If you missed my first two posts on how to let go of certain things in your classroom, check how to put the rule creation process into your students' hands and get your students labeling materials and spaces in your room.
Today is the last tip I have in giving up some of your control in your room and it is perhaps one of the most powerful ones.Oh I'm so guilty of doing this. I sit on my little low swirly chair and just start talking... and talking... and talking... and I feel myself just getting more frustrated and sad. And then I'm always thinking, "Hmmm how do I segue out of this and back to our content? This is a little awkward..."
And I can hear my students thinking, "I wonder what I'll play with at recess..."
"I can't wait for brunch for lunch... it's my favorite lunch option."
"Is Mrs. O still talking?"
We use grand conversations for literature discussions and our class meetings often. Quick run-down:
Grand conversations are when I pose a thought, a question, or a problem for the group. Then, the students carry on the conversation. They use our accountable talking stems to keep conversation going. I stay out of it for the most part. I listen and take notes on the content of the conversation and who is participating. There's no hand-raising to talk; you simply just "play the field" and share. Students learn how to let other share their idea first politely if 2 people talk at once. Students who aren't participating or are struggling to jump in, well, I have devised different ways to get them involved:
- Use talking chips or counters to offer a bit of control on how often each student can speak
- Have students pause and turn and talk with a neighbor near by (this allows everyone to share an idea even if it isn't whole group)
- "Mute" my active voices for a time to let my listening voices have time to chime in
- Play "ghost" and whisper encouragement in my listening voices ears
Let's show an example:
One day, I went down to the lunch room to hear the entire 3rd grade class getting scolded for their rowdy behavior by our lunch staff. Not a proud moment.
We got in our line and went upstairs to our room. Instead of getting into our groove for math, we needed to have a class meeting about this. I simply said, "Gather for a class meeting." They come and sit in a circle. And I quickly type the problem/talking point on the Smartboard (I do this so that students can see it often during the conversation).
For this one, we started with this talking point: What was our behavior in the lunchroom and why is it a problem?
We have some ground rules:

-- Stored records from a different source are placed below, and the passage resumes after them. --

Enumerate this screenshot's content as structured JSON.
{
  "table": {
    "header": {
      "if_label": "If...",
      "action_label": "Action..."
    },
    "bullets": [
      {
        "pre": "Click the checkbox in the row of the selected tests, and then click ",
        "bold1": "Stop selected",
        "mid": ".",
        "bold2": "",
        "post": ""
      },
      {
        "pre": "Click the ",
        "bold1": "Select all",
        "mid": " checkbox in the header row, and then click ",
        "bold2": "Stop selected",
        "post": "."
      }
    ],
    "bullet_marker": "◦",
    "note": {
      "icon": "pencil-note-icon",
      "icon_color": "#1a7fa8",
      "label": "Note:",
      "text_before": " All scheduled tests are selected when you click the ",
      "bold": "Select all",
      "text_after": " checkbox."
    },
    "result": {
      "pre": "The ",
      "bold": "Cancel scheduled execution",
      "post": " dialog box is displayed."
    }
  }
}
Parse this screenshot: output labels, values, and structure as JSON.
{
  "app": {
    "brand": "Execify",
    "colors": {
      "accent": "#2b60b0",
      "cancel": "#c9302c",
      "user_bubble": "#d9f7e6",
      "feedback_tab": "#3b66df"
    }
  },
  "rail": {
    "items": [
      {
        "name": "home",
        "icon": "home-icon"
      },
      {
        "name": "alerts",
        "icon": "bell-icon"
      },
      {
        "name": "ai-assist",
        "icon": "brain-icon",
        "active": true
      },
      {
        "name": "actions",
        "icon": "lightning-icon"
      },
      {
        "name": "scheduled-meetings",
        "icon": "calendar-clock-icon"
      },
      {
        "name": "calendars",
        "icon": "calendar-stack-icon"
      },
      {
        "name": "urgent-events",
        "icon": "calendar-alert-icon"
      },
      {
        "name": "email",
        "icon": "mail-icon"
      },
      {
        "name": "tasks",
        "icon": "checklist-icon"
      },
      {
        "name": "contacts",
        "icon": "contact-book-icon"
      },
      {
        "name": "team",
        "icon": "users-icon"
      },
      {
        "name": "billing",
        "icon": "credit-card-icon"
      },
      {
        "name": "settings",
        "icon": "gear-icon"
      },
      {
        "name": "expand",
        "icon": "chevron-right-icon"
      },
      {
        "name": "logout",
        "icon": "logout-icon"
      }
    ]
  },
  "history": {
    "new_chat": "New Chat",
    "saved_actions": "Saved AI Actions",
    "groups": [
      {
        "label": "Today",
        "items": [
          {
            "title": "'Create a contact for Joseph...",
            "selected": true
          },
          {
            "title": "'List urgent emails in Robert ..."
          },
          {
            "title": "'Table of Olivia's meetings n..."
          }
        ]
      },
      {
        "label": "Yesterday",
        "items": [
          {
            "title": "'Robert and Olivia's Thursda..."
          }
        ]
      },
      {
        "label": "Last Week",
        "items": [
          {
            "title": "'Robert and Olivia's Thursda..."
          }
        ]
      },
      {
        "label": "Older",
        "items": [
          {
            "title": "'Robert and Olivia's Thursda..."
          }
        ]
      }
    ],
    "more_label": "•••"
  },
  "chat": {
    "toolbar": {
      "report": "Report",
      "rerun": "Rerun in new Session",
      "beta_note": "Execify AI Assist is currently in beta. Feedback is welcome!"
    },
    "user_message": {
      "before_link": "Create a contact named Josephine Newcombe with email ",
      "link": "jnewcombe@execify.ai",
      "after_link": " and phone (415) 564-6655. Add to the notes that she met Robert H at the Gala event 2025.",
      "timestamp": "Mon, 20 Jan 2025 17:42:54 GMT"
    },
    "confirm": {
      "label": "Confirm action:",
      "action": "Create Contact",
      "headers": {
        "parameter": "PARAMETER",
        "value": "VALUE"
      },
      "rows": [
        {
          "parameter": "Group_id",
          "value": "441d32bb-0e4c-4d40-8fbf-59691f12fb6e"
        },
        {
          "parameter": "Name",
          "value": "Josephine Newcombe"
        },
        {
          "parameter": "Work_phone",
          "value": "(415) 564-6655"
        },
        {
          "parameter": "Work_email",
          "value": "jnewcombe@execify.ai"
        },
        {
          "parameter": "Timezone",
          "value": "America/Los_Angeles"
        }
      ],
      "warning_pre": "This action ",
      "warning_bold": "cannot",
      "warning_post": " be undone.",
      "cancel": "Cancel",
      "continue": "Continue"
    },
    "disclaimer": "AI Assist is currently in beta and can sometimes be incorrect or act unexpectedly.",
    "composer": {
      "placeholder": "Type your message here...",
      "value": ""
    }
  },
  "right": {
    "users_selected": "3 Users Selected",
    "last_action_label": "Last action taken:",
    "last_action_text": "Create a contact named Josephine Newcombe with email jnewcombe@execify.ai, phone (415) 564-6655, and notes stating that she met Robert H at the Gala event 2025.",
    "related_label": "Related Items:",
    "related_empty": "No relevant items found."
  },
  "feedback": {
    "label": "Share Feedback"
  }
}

After students shared about this, I might move to the next talking point: How can we fix it this time and prevent it for next time?
Same rules apply.
When we are done, I do a recap out loud (based on my notes). This might take anywhere from 5-10 minutes, depending on how long you want it to go. We can then ease back into our work and I don't feel like I'm going through major mood swings and students are actively engaged. Plus- it's real life. When we have a problem, we need to address it and we need to work on fixing it and preventing it. 8 year olds are smart. They now more times than not right from wrong. But they make mistakes and instead of me drowning on about it, this let's them learn from it and show me and themselves they are capable of problem solving.
Again, does it take time away from content. Yes. Yes it does. But it also is teaching valuable life skills (problem solving, conversation skills, building character) which is JUST as important (if not more) in authentic ways.
If you are thinking of doing a cannon ball into letting go or just sticking your pinky toe in the water, I strongly encourage you to find SOMETHING to try to pass the control over to your students. Coming from a super control freak, it really makes a different! And I realize when I do it, how proud of them I am for how they are growing and becoming independent.
I'm still trying to let go of many things... we'll see what other things I try this year! What are you thinking of trying??